# Exam FM Portofolio problem: Using Macaulay Duration

The following problem is what I am working on and I cannot solve it.

Under the current market conditions Bond 1 has a price (per 100 of face amount) of $P_1=88.35$ and a Macaulay duration of $D_1=12.7$, and Bond 2 has a price (per 100 of face amount) of $P_2=130.49$ and Macaulay duration of $D_2=14.6$. A portfolio is created with a combination of face amount $F_1$ of Bond 1 and face amount $F_2$ of Bond 2. The combined face amount of the portfolio is $F_1+F_2=100$ and the Macaulay duration of the portfolio is $D_0=13.5$. Find the portfolio value.

There are two things that I am not understanding.

a), What is a portfolio value?

I am thinking that the portfolio value represents the present value of the combined present value of Bond 1 and Bond 2 where $F_1 \ \text{and} \ F_2$ is how much of each bond have been purchased. From the problem I assumed that the coupon rate, interest rate etc. is irrelevant.

b), How do we set up an eqn.?

I understand that given the present values of each cash flows and their duration, the duration of the portfolio can be found as

$$\frac{P_1D_1+P_2D_2}{P_1+P_2}=D$$

where in this case, $F_1=F_2=100$.

but of course $F_1 \ne F_2$ and the total present value of the portfolio (which I think we are looking for and I will denote it as $P$) I am not quite sure how to set up an equation without using extra variables.

I have a feeling that this problem should not be as complicated as I am making it, but I am stuck.

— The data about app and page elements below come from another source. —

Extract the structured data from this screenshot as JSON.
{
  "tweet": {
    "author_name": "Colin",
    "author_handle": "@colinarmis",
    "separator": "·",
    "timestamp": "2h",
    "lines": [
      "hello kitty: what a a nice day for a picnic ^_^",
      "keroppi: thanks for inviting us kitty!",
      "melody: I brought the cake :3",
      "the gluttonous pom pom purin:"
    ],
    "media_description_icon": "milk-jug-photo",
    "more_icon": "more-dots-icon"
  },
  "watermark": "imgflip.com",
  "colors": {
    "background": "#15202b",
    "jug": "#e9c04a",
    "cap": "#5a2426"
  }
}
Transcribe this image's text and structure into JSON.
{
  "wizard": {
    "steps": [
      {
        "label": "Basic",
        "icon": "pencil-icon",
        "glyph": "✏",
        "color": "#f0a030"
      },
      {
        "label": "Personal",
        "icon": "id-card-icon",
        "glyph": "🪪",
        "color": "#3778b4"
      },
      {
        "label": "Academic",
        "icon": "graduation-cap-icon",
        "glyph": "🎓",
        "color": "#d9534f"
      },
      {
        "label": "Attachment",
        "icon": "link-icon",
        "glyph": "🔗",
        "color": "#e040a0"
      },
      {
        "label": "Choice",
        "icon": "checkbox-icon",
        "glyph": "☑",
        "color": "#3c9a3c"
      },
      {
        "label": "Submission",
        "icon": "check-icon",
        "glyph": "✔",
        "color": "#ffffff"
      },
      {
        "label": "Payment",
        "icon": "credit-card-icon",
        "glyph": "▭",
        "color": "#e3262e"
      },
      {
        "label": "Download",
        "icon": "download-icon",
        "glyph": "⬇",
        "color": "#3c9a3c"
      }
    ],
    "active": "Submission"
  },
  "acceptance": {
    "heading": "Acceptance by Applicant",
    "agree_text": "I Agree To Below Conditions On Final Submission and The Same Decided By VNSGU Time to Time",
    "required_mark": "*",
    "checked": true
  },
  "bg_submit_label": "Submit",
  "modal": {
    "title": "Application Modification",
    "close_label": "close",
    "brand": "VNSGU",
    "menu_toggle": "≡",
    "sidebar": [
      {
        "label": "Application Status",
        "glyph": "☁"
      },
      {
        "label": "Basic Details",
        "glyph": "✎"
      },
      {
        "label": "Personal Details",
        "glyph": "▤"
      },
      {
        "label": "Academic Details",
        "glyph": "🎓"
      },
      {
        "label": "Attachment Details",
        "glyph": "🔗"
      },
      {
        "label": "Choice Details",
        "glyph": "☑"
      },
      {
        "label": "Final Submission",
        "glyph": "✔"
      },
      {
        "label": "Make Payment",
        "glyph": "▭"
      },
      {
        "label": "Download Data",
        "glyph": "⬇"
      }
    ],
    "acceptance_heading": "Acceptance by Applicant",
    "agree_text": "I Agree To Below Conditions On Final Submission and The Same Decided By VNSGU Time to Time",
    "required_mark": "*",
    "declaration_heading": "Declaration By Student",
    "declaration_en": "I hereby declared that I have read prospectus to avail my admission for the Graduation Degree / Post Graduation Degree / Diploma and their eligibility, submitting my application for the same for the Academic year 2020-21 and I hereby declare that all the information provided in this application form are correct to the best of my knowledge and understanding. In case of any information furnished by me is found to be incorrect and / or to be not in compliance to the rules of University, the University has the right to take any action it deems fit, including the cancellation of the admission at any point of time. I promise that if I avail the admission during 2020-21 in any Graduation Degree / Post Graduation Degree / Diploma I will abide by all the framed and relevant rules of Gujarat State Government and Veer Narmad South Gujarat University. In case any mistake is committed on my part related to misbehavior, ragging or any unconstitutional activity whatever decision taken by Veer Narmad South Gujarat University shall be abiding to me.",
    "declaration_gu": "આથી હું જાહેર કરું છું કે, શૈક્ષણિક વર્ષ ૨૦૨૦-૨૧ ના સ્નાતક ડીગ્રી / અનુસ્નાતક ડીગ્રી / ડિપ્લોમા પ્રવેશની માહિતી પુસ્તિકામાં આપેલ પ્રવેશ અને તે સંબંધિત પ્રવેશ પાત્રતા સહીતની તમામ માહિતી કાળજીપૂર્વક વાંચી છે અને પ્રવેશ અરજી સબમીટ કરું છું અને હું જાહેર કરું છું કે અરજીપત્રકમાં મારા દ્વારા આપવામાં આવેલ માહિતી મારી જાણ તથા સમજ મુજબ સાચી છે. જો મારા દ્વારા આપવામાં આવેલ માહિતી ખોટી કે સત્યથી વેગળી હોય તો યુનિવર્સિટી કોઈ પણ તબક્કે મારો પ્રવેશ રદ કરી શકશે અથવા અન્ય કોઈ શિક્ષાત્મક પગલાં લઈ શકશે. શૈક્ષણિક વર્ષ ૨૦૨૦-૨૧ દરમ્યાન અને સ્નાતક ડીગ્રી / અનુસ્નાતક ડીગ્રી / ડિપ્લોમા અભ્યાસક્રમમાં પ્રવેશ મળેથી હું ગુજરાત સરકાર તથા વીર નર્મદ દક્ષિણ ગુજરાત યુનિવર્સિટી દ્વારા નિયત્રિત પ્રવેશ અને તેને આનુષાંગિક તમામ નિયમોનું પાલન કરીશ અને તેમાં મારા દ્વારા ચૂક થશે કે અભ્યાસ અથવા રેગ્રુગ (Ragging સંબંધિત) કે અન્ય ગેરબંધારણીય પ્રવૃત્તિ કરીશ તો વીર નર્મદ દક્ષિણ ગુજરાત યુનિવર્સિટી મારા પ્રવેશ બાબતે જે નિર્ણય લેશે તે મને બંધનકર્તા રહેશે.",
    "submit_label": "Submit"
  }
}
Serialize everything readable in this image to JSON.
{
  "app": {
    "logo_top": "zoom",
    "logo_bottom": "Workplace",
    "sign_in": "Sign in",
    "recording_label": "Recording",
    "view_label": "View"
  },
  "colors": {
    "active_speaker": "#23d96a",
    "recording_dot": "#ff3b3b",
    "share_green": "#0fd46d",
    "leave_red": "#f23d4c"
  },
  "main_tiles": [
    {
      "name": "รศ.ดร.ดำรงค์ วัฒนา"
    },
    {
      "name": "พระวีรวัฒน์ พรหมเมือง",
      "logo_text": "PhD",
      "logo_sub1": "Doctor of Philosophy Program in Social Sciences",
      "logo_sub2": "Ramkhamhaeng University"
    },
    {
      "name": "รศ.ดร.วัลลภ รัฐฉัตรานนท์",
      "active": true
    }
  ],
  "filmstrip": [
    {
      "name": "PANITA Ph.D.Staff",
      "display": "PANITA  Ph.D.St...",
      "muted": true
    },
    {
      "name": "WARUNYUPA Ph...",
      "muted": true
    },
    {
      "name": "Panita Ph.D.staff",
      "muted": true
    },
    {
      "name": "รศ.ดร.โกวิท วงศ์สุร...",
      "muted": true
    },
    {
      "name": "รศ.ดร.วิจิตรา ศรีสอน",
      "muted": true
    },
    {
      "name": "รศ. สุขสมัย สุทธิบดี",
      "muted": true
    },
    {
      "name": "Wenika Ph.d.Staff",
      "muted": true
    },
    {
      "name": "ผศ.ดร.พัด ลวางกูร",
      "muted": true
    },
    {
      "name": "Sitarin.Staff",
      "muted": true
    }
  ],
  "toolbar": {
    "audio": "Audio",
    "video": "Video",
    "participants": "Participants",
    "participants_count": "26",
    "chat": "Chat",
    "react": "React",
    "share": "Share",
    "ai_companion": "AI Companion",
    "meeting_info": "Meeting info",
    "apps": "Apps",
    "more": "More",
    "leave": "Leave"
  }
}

Can I ask for some help?

Thank you.

As stated, $P_1$ and $P_2$ are bond prices per $100$ of face amount. The amount invested in each bond, given face amounts $F_1$ and $F_2$, is

$$V_1 = F_1\frac{P_1}{100}, \\V_2 = F_2\frac{P_2}{100}.$$

The portfolio value is the total amount invested:

$$V = V_1 + V_2 = F_1\frac{P_1}{100} + F_2\frac{P_2}{100}.$$

In order to find the portfolio value, we must find $F_1$ and $F_2$. We are given that the combined face amount is $100$. Hence, we have one equation

$$F_1 + F_2 = 100. \tag{1}$$

The second equation for $F_1$ and $F_2$ comes from the specification of portfolio duration, $P_0 = 13.5$

The Macaulay duration of a bond is a weighted average term of the cash flows. The weight of the term of each cash flow is the present value of the cash flow divided by the price of the bond.

For Bonds $1$ and $2$, the sums of each cash flow term times the discounted cash flow per $100$ face amount are $P_1D_1$ and $P_2D_2$, respectively. The corresponding sums for actual cash flows, given face amounts $F_1$ and $F_2$, are $F_1P_1D_1/100$ and $F_2P_2D_2/100$, respectively.

For the portfolio, the combined cash flow stream is the sum of the streams for each bond, and the portfolio Macaulay duration is

$$D_0 = \frac{F_1P_1D_1/100 + F_2P_2D_2/100}{F_1P_1/100 + F_2P_2/100}.$$

Whence,

$$\frac{F_1P_1D_1 + F_2P_2D_2}{F_1P_1 + F_2P_2}= D_0.$$

Rearranging this equation, we get

$$F_1P_1D_1 + F_2P_2D_2 = F_1P_1D_0 + F_2P_2D_0,$$

and,

$$F_2 = \frac{P_1(D_0-D_1) }{P_2(D_2-D_0)}F_1. \tag{2}$$

Solving (1) and (2) simultaneously we get

$$F_1 = 67.01, F_2 = 32.99.$$

• That was very helpful! Thank you! Dec 18 '14 at 8:43
• You're welcome. In short, $(V_1D_1 +V_2D_2)/(V_1 + V_2) = D_0$. The duration of a bond portfolio is always the weighted average of the durations -- where the each weight is the fraction of wealth invested in the corresponding bond.
– RRL
Dec 18 '14 at 9:04